Thanks to a new project from Virgil Abloh and Mercedes-Benz, two of our favorite worlds—art and automobiles—are colliding.
For the new creative endeavor entitled Project Geländewagen, Abloh was tasked with producing an exclusive piece of artwork inspired by the German automaker’s G-Class lineup of luxury SUVs. The multi-hyphenate––best known as the founder of Off-White and the chief menswear designer at Louis Vuitton––worked closely with Gorden Wagener, Mercedes’s chief design officer, to see it through. After the initial digital reveal on September 8, a home-scale replica will be auctioned off with proceeds going to arts-focused charities.
“Mercedes-Benz is a brand that stands for luxury and exceptional performance,” said Abloh in a press release. Leaning heavily into a car analogy, he called the collaboration “a perfect chassis to interject modern artists’ ideas of what the future can be stylistically, within conceptual car design.”
The venture comes at a crucial time for Mercedes, as the brand tries to expand its reach. “I don’t see us as an automotive company so much but more of a lifestyle and luxury brand as our work goes way beyond cars,” Wagener told Forbes earlier this month.

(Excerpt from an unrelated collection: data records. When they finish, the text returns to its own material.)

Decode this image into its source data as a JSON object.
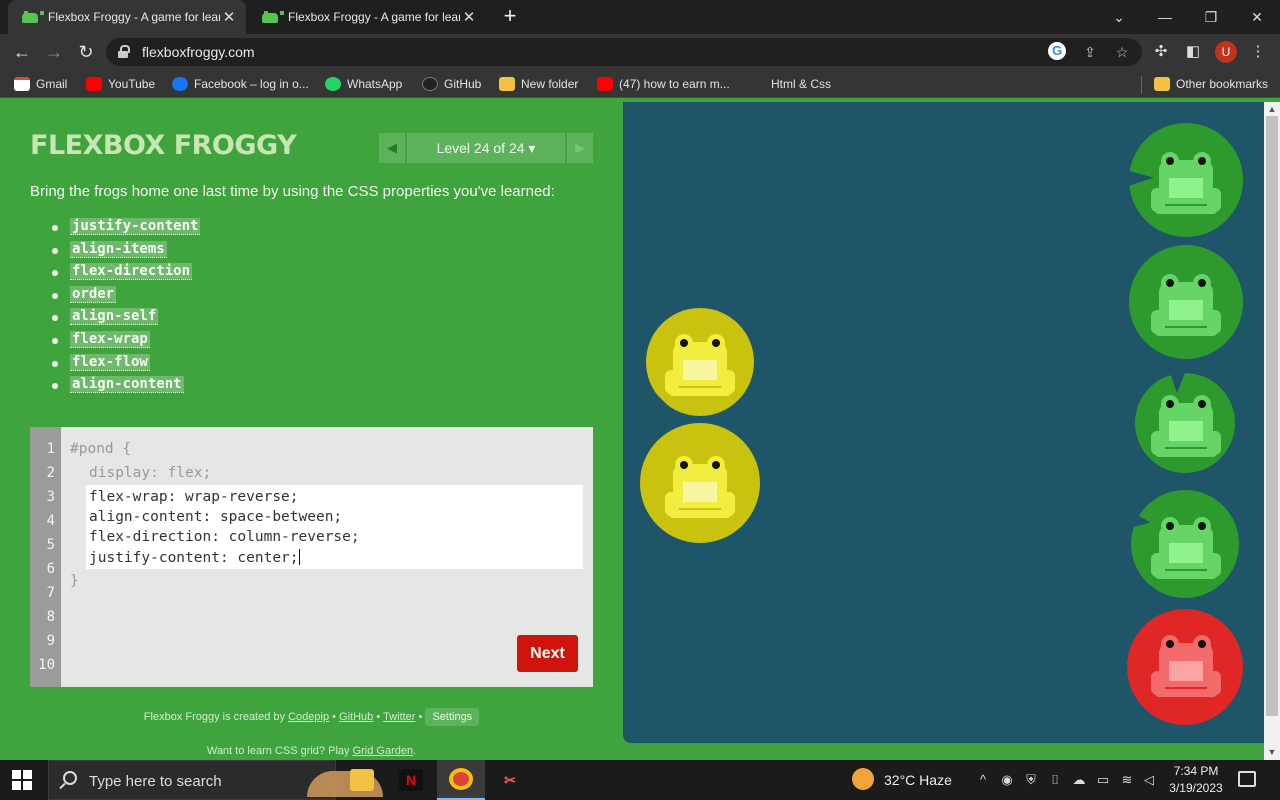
{
  "browser": {
    "tabs": [
      {
        "title": "Flexbox Froggy - A game for learning CSS flexbox",
        "active": true
      },
      {
        "title": "Flexbox Froggy - A game for learning CSS flexbox",
        "active": false
      }
    ],
    "new_tab": "+",
    "url": "flexboxfroggy.com",
    "bookmarks": [
      {
        "label": "Gmail",
        "icon": "gmail-icon"
      },
      {
        "label": "YouTube",
        "icon": "youtube-icon"
      },
      {
        "label": "Facebook – log in o...",
        "icon": "facebook-icon"
      },
      {
        "label": "WhatsApp",
        "icon": "whatsapp-icon"
      },
      {
        "label": "GitHub",
        "icon": "github-icon"
      },
      {
        "label": "New folder",
        "icon": "folder-icon"
      },
      {
        "label": "(47) how to earn m...",
        "icon": "youtube-icon"
      },
      {
        "label": "Html & Css",
        "icon": ""
      }
    ],
    "other_bookmarks": "Other bookmarks",
    "profile_initial": "U"
  },
  "game": {
    "logo": "FLEXBOX FROGGY",
    "level_label": "Level 24 of 24 ▾",
    "instructions": "Bring the frogs home one last time by using the CSS properties you've learned:",
    "properties": [
      "justify-content",
      "align-items",
      "flex-direction",
      "order",
      "align-self",
      "flex-wrap",
      "flex-flow",
      "align-content"
    ],
    "line_numbers": [
      "1",
      "2",
      "3",
      "4",
      "5",
      "6",
      "7",
      "8",
      "9",
      "10"
    ],
    "code_open": "#pond {",
    "code_display": "display: flex;",
    "code_close": "}",
    "input_lines": [
      "flex-wrap: wrap-reverse;",
      "align-content: space-between;",
      "flex-direction: column-reverse;",
      "justify-content: center;"
    ],
    "next_label": "Next",
    "credits_prefix": "Flexbox Froggy is created by",
    "credits_links": [
      "Codepip",
      "GitHub",
      "Twitter"
    ],
    "settings_label": "Settings",
    "grid_prefix": "Want to learn CSS grid? Play",
    "grid_link": "Grid Garden",
    "grid_suffix": "."
  },
  "colors": {
    "page_green": "#3fa33e",
    "pond_blue": "#1e5568",
    "frog_green": "#66d466",
    "frog_yellow": "#f2ee40",
    "frog_red": "#f26a6a",
    "next_red": "#d0140c"
  },
  "taskbar": {
    "search_placeholder": "Type here to search",
    "weather": "32°C  Haze",
    "time": "7:34 PM",
    "date": "3/19/2023"
  }
}
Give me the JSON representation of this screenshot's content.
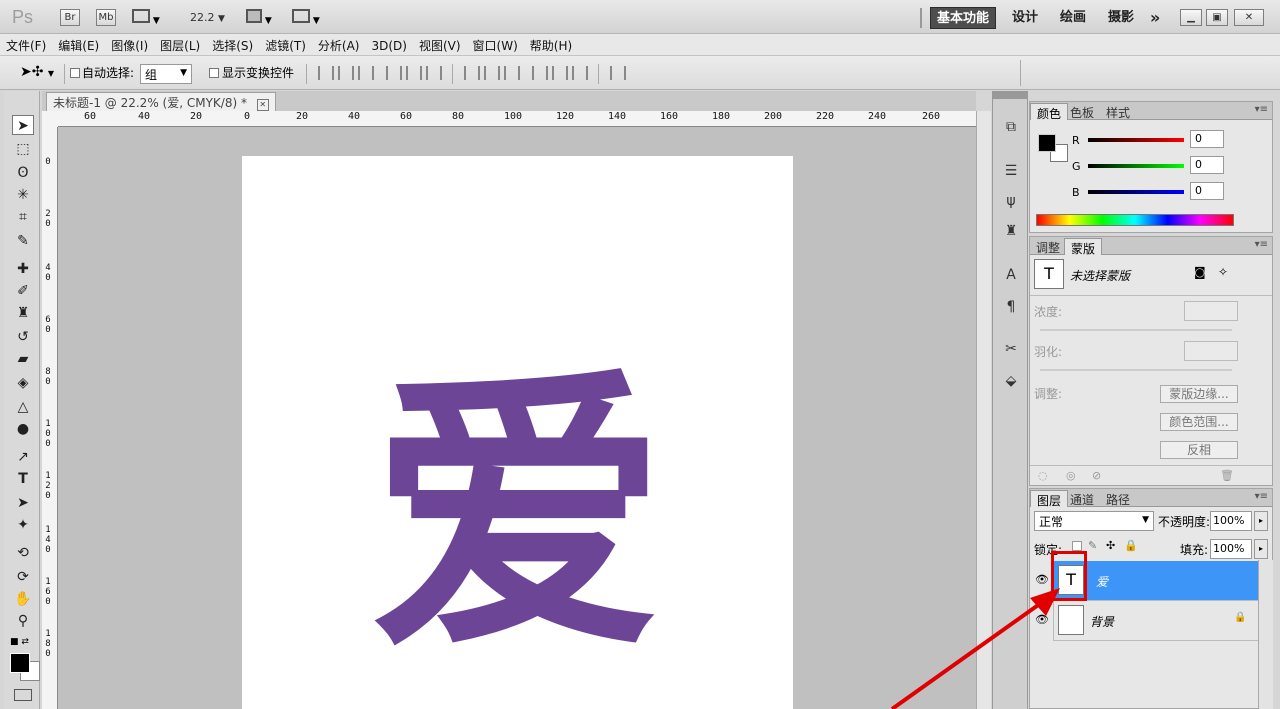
{
  "app": {
    "logo": "Ps",
    "zoom": "22.2"
  },
  "titlebar": {
    "br_label": "Br",
    "mb_label": "Mb",
    "workspaces": [
      {
        "label": "基本功能",
        "active": true
      },
      {
        "label": "设计"
      },
      {
        "label": "绘画"
      },
      {
        "label": "摄影"
      }
    ],
    "more": "»"
  },
  "menu": [
    "文件(F)",
    "编辑(E)",
    "图像(I)",
    "图层(L)",
    "选择(S)",
    "滤镜(T)",
    "分析(A)",
    "3D(D)",
    "视图(V)",
    "窗口(W)",
    "帮助(H)"
  ],
  "options": {
    "auto_select_label": "自动选择:",
    "auto_select_value": "组",
    "show_transform_label": "显示变换控件"
  },
  "document": {
    "tab_title": "未标题-1 @ 22.2% (爱, CMYK/8) *",
    "close": "✕",
    "text_content": "爱",
    "text_color": "#6d4597"
  },
  "ruler": {
    "top_labels": [
      "60",
      "40",
      "20",
      "0",
      "20",
      "40",
      "60",
      "80",
      "100",
      "120",
      "140",
      "160",
      "180",
      "200",
      "220",
      "240",
      "260"
    ],
    "left_labels": [
      "0",
      "2\n0",
      "4\n0",
      "6\n0",
      "8\n0",
      "1\n0\n0",
      "1\n2\n0",
      "1\n4\n0",
      "1\n6\n0",
      "1\n8\n0"
    ]
  },
  "color_panel": {
    "tabs": [
      "颜色",
      "色板",
      "样式"
    ],
    "channels": [
      {
        "label": "R",
        "value": "0",
        "color": "#c00000"
      },
      {
        "label": "G",
        "value": "0",
        "color": "#00b000"
      },
      {
        "label": "B",
        "value": "0",
        "color": "#0000c0"
      }
    ]
  },
  "masks_panel": {
    "tabs": [
      "调整",
      "蒙版"
    ],
    "status": "未选择蒙版",
    "density_label": "浓度:",
    "feather_label": "羽化:",
    "adjust_label": "调整:",
    "buttons": [
      "蒙版边缘...",
      "颜色范围...",
      "反相"
    ]
  },
  "layers_panel": {
    "tabs": [
      "图层",
      "通道",
      "路径"
    ],
    "blend_mode": "正常",
    "opacity_label": "不透明度:",
    "opacity_value": "100%",
    "lock_label": "锁定:",
    "fill_label": "填充:",
    "fill_value": "100%",
    "layers": [
      {
        "name": "爱",
        "type": "text",
        "thumb": "T",
        "selected": true
      },
      {
        "name": "背景",
        "type": "background",
        "selected": false
      }
    ]
  },
  "annotation": {
    "highlight_color": "#e00000"
  }
}
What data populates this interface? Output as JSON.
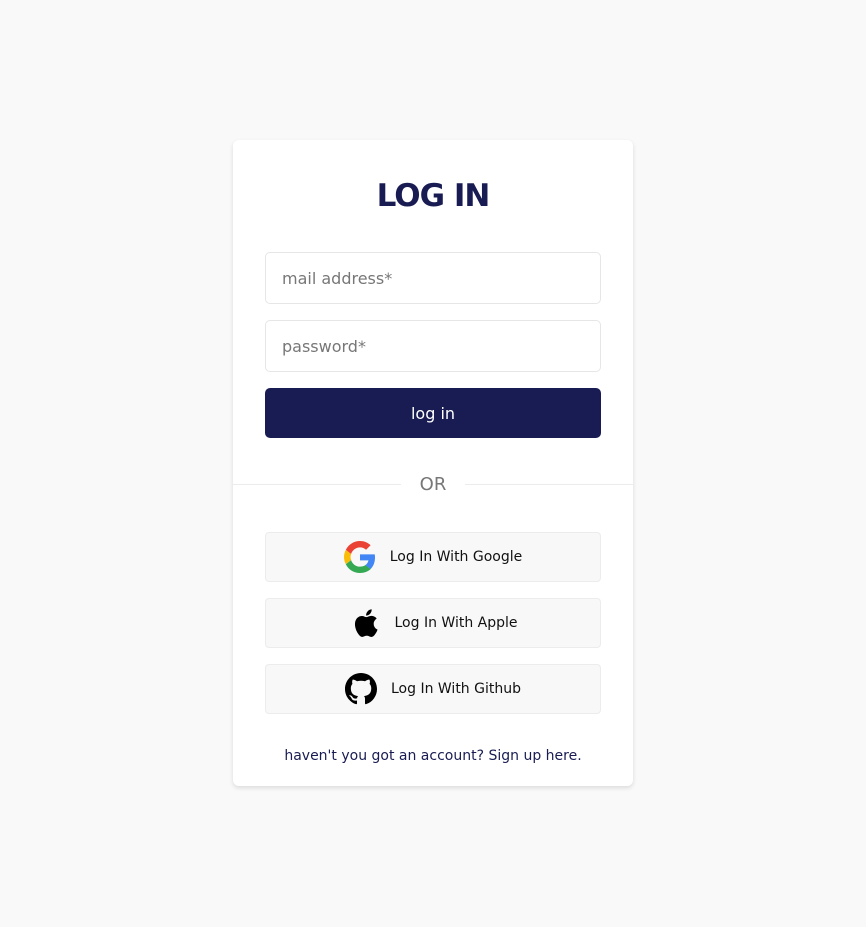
{
  "login": {
    "title": "LOG IN",
    "email_placeholder": "mail address*",
    "password_placeholder": "password*",
    "submit_label": "log in",
    "divider_label": "OR"
  },
  "social": {
    "google_label": "Log In With Google",
    "apple_label": "Log In With Apple",
    "github_label": "Log In With Github"
  },
  "footer": {
    "prompt": "haven't you got an account?",
    "signup_link": "Sign up here."
  },
  "colors": {
    "primary": "#191c52",
    "background": "#f9f9f9",
    "card": "#ffffff"
  },
  "icons": {
    "google": "google-icon",
    "apple": "apple-icon",
    "github": "github-icon"
  }
}
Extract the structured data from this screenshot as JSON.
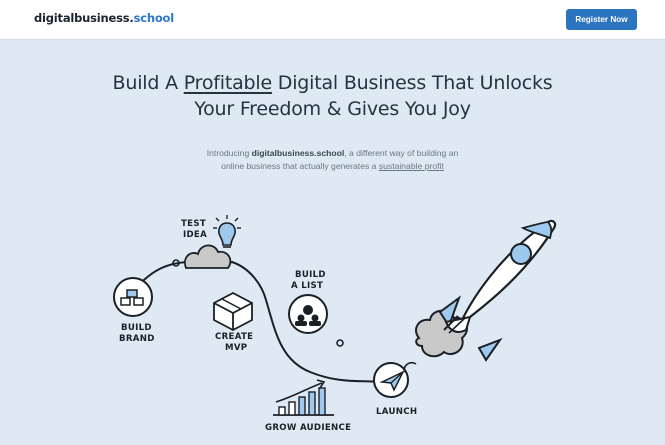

Wagener believes that Project Geländewagen is a natural extension of the Mercedes brand. “One major reason for our success story is our aesthetic soul and the unique style of our house. The next step in pushing Mercedes-Benz’s design is our collaboration with Virgil Abloh.”
In an exclusive interview with WWD, Bettina Fetzer, vice president of marketing at Mercedes-Benz, revealed that the art was originally set to debut at a physical event during Paris Men’s Fashion Week. However, because of the ongoing coronavirus pandemic, those plans were ultimately scrapped.
“It’s an opportunity for us to use all that creative power that we’re getting out of these projects and see how we can redefine what a digital event could look like,” she told the fashion industry trade. “We have chosen an approach with distinctive storytelling. Basically, we take the audience to our journey and to Gordon and Virgil’s creative minds.” With those two ports, that’s a journey we’d be willing to take.